The plague death toll shows no sign of slowing as official figures reveal 165 have now lost their lives in Madagascar’s ‘worst outbreak in 50 years’.
Data shows a 15 per cent jump in fatalities over three days, with scientists concerned it has reached ‘crisis’ point and 10 countries now placed on high alert.
At least 2,034 people have been struck down by a more lethal form of the ‘medieval disease’ so far in the country off the coast of Africa, according to WHO statistics.
Some experts fear the disease could mutate and become untreatable during this year’s outbreak – which is expected to blight Madagascar until April.
Others worry the plague will go beyond mainland Africa and eventually reach the US, Europe and Britain, leaving millions more vulnerable due to how quick it can spread.
Experts warn the outbreak of plague in Madagascar this year is being fueled by a strain more lethal than the one which usually strikes the country.
Two thirds of cases have been caused by the airborne pneumonic plague, which can be spread through coughing, sneezing or spitting and kill within 24 hours.

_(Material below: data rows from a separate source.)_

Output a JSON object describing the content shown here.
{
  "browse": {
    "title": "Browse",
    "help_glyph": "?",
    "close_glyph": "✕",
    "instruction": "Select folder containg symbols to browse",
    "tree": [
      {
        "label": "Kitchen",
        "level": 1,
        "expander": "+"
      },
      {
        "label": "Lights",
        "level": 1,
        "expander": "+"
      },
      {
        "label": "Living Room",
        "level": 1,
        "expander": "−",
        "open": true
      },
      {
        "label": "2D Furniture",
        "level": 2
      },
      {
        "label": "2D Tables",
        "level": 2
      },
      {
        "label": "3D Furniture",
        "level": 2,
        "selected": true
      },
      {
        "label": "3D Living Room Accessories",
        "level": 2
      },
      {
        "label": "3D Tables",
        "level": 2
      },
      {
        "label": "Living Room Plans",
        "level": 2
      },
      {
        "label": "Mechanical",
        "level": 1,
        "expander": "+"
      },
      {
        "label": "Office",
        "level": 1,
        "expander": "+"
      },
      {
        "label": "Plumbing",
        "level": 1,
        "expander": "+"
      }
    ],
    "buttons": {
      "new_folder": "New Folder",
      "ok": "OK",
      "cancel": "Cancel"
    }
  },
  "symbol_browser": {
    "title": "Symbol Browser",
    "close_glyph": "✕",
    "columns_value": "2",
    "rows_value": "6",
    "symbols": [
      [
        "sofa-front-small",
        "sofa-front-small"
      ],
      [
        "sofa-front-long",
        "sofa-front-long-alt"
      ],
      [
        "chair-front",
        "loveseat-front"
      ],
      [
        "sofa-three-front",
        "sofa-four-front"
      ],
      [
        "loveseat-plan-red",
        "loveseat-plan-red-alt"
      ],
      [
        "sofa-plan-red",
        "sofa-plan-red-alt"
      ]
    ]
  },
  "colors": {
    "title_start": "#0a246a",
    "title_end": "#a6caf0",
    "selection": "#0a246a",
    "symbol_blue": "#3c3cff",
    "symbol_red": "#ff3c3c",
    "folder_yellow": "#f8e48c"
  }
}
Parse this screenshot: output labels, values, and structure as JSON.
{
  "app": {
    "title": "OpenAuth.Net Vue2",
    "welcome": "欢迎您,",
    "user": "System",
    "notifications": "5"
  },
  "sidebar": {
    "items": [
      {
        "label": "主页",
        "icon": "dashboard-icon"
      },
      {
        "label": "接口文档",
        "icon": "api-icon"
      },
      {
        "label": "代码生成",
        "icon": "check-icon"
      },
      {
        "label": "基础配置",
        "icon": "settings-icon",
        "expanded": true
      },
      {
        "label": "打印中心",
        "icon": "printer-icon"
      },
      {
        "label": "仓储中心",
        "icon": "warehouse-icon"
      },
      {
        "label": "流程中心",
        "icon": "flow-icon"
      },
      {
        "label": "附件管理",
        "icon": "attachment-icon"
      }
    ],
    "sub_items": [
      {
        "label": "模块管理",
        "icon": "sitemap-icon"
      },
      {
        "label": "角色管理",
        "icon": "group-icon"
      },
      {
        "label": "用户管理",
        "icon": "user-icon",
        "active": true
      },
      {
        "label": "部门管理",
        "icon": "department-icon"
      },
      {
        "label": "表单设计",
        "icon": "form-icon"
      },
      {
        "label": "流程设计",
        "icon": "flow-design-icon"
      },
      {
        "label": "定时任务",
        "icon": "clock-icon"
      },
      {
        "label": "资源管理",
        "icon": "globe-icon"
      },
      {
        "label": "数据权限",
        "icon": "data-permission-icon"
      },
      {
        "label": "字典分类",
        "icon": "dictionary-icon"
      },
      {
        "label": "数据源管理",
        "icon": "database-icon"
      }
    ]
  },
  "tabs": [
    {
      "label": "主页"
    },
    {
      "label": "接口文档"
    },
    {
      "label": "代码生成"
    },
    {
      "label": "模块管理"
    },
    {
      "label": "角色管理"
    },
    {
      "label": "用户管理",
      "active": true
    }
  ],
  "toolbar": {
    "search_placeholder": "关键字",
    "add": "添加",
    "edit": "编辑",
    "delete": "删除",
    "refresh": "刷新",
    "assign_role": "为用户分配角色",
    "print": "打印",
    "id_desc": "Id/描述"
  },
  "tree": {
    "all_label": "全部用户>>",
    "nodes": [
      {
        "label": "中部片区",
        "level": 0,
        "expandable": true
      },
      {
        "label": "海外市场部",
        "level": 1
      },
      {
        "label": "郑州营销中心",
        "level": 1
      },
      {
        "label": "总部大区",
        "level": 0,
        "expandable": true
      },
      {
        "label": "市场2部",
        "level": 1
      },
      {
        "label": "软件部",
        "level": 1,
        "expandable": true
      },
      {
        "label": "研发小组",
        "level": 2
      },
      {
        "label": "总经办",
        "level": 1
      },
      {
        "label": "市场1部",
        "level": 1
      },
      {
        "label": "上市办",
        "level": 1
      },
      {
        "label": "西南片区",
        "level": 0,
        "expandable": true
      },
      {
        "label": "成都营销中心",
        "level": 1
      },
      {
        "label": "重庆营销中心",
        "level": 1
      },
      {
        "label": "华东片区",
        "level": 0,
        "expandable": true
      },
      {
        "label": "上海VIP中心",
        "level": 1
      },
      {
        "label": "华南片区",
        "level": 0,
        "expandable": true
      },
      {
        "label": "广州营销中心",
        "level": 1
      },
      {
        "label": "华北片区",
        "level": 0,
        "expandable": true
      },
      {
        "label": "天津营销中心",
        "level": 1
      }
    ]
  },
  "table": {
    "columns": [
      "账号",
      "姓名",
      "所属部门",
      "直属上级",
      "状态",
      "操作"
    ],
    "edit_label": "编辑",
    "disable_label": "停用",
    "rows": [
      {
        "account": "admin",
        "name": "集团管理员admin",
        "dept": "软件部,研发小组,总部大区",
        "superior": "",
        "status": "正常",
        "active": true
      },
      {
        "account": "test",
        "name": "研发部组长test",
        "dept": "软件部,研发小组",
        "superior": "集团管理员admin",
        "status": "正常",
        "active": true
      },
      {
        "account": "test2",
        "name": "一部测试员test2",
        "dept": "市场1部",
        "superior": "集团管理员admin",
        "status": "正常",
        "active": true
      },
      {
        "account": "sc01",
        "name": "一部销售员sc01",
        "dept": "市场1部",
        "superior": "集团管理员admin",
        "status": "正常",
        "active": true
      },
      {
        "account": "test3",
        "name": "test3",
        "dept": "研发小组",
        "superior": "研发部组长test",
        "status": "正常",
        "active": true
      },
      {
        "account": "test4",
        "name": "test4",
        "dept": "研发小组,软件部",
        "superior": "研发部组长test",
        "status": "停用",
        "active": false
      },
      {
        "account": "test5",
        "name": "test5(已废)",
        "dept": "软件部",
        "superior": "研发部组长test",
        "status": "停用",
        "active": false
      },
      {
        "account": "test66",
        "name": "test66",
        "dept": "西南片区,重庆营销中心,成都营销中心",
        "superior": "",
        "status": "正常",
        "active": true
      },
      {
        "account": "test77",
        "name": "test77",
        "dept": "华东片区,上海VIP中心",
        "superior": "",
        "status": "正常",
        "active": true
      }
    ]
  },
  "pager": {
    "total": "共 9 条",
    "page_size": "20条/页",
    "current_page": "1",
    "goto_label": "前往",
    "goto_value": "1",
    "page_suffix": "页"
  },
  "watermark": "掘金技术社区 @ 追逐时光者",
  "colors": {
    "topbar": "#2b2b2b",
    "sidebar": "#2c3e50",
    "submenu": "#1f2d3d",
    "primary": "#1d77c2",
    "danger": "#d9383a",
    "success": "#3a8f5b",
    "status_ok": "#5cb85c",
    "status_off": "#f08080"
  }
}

It is strikingly different to the bubonic form, responsible for the ‘Black Death’ in the 14th century, which strikes the country each year and infects around 600 people.